I won’t lie, it’s hard to read, but I think it illustrates something important. I started reading comics when Cyclops was still a young and idealistic hero. I remember thinking I’d be a comic book artist when I grew up, or a cartoonist, or an animator. I saw myself as a twenty-something who was thinner and more put together, independent and married and maybe even a father. Don’t get me wrong, I don’t regret the decisions I’ve made or that my life wasn’t the thing I envisioned it to be when I was 12, but there’s a correlation that I think is universal.
Cyclops grew up into something he didn’t want, a leader of a race of nigh-extinct freaks. He became a thing he didn’t want to be, a thing he didn’t like and, at times, a thing he hated. I can relate to those feelings, I think we all can. Wether or not the writers at Marvel intended to, they ended up exploring a very primal and very natural part of being a human. Aside from Avengers V X-men‘s generally disconnected story, inconsistant art, and insufficient dialogue, the plot itself ties in with a larger story arch that comic nerds have been following for decades. I think that means something, I think that’s important.

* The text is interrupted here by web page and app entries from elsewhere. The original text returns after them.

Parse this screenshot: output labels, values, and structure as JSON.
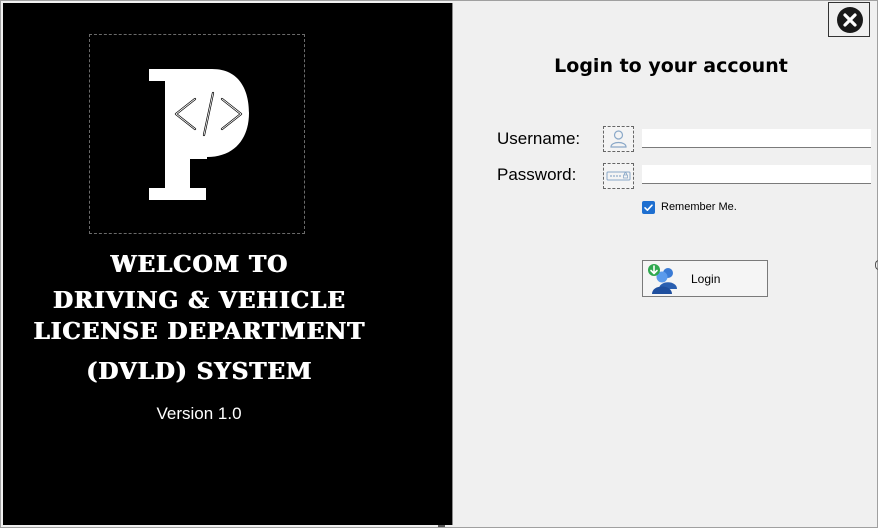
{
  "welcome_panel": {
    "logo_letter": "P",
    "logo_code_glyph": "</>",
    "lines": [
      "WELCOM TO",
      "DRIVING & VEHICLE",
      "LICENSE DEPARTMENT",
      "(DVLD) SYSTEM"
    ],
    "version": "Version 1.0"
  },
  "login": {
    "title": "Login to your account",
    "username_label": "Username:",
    "username_value": "",
    "password_label": "Password:",
    "password_value": "",
    "remember_label": "Remember Me.",
    "remember_checked": true,
    "login_button_label": "Login"
  },
  "icons": {
    "close": "close-icon",
    "user": "user-icon",
    "password": "password-icon",
    "login": "login-users-icon"
  },
  "colors": {
    "left_panel_bg": "#000000",
    "form_bg": "#f0f0f0",
    "checkbox_accent": "#1e6fd0"
  }
}
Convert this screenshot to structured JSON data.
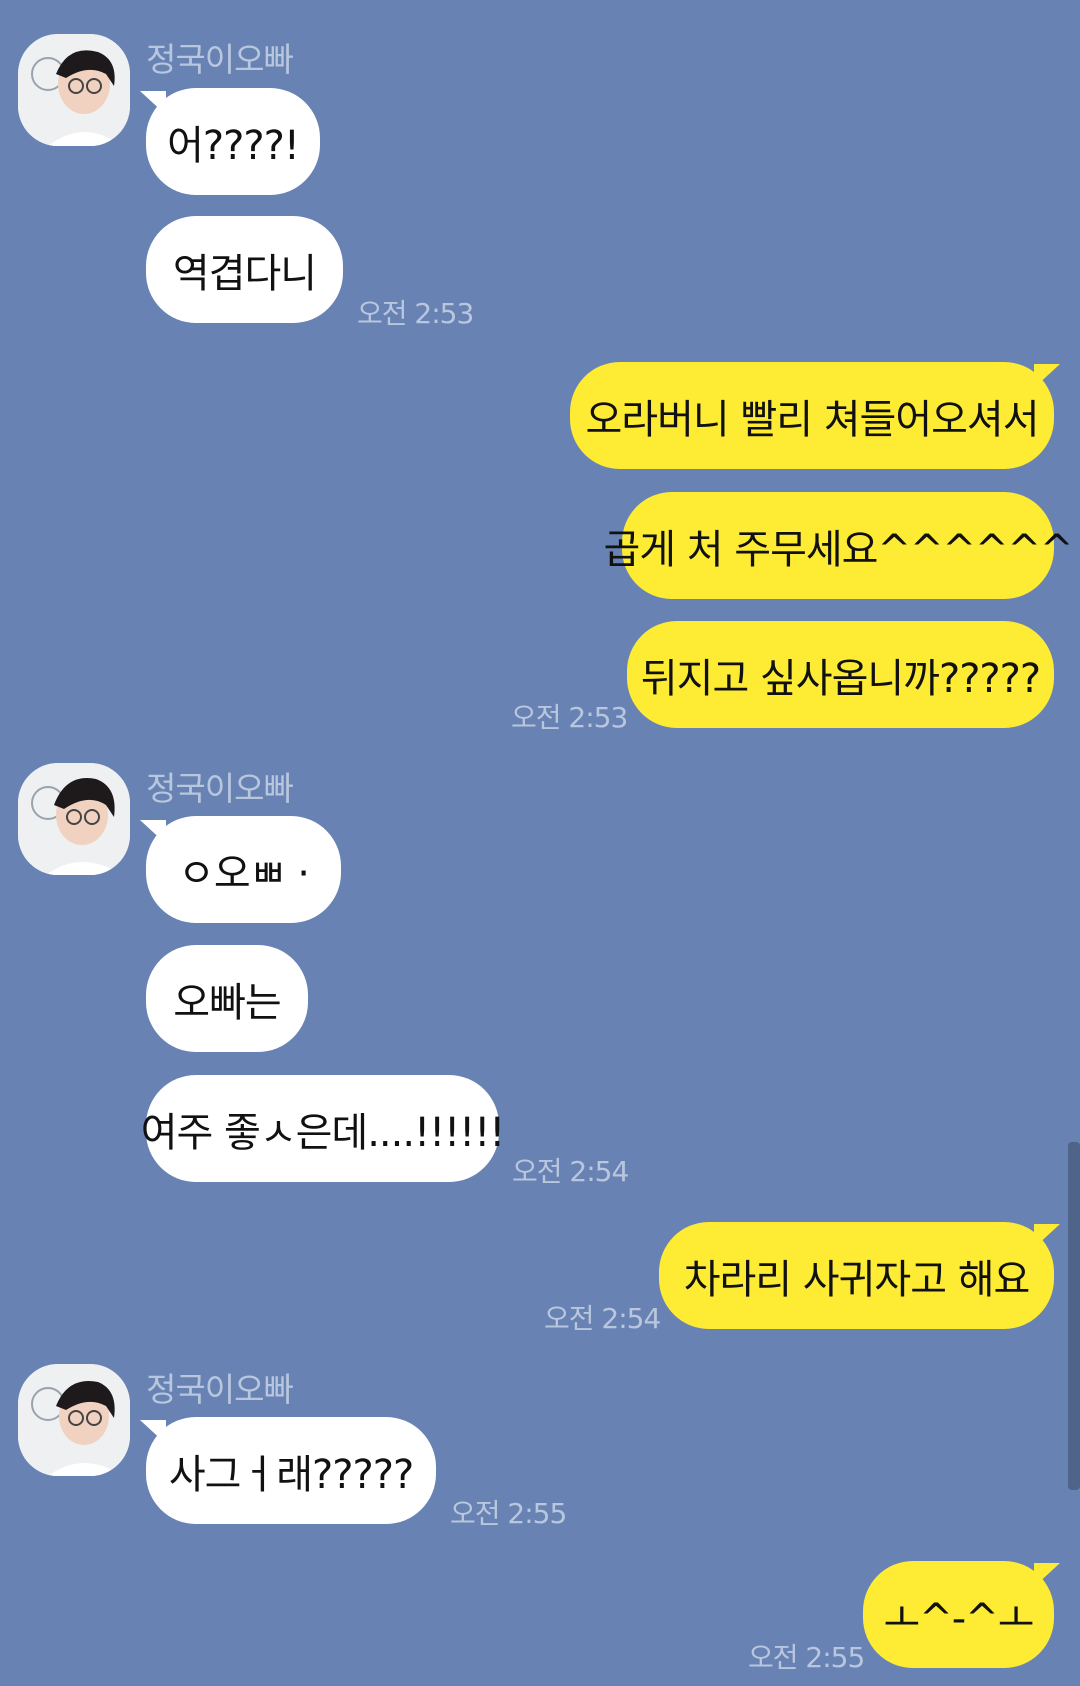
{
  "sender_name": "정국이오빠",
  "messages": [
    {
      "from": "friend",
      "text": "어????!"
    },
    {
      "from": "friend",
      "text": "역겹다니",
      "time": "오전 2:53"
    },
    {
      "from": "me",
      "text": "오라버니 빨리 쳐들어오셔서"
    },
    {
      "from": "me",
      "text": "곱게 처 주무세요^^^^^^"
    },
    {
      "from": "me",
      "text": "뒤지고 싶사옵니까?????",
      "time": "오전 2:53"
    },
    {
      "from": "friend",
      "text": "ㅇ오ㅃ ·"
    },
    {
      "from": "friend",
      "text": "오빠는"
    },
    {
      "from": "friend",
      "text": "여주 좋ㅅ은데....!!!!!!",
      "time": "오전 2:54"
    },
    {
      "from": "me",
      "text": "차라리 사귀자고 해요",
      "time": "오전 2:54"
    },
    {
      "from": "friend",
      "text": "사그ㅓ래?????",
      "time": "오전 2:55"
    },
    {
      "from": "me",
      "text": "ㅗ^-^ㅗ",
      "time": "오전 2:55"
    }
  ]
}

My mom was afraid that I’d be unhappy with life because it could never live up to the fantasy of comics. While I don’t have super powers and I don’t fight crime, I think I can say that my life does live up to the precedent set by comics. What I love about comic books is not the absurd fantasy, but rather the normal people who have to deal with those fantasies on a grotesque level. It’s very “Flannery O’Connor.” I relate to Cyclops, not because he can shoot lazers out of his eyes, but because he grew up to be something he didn’t expect.
My name is David Pemberton, and I am a nerd.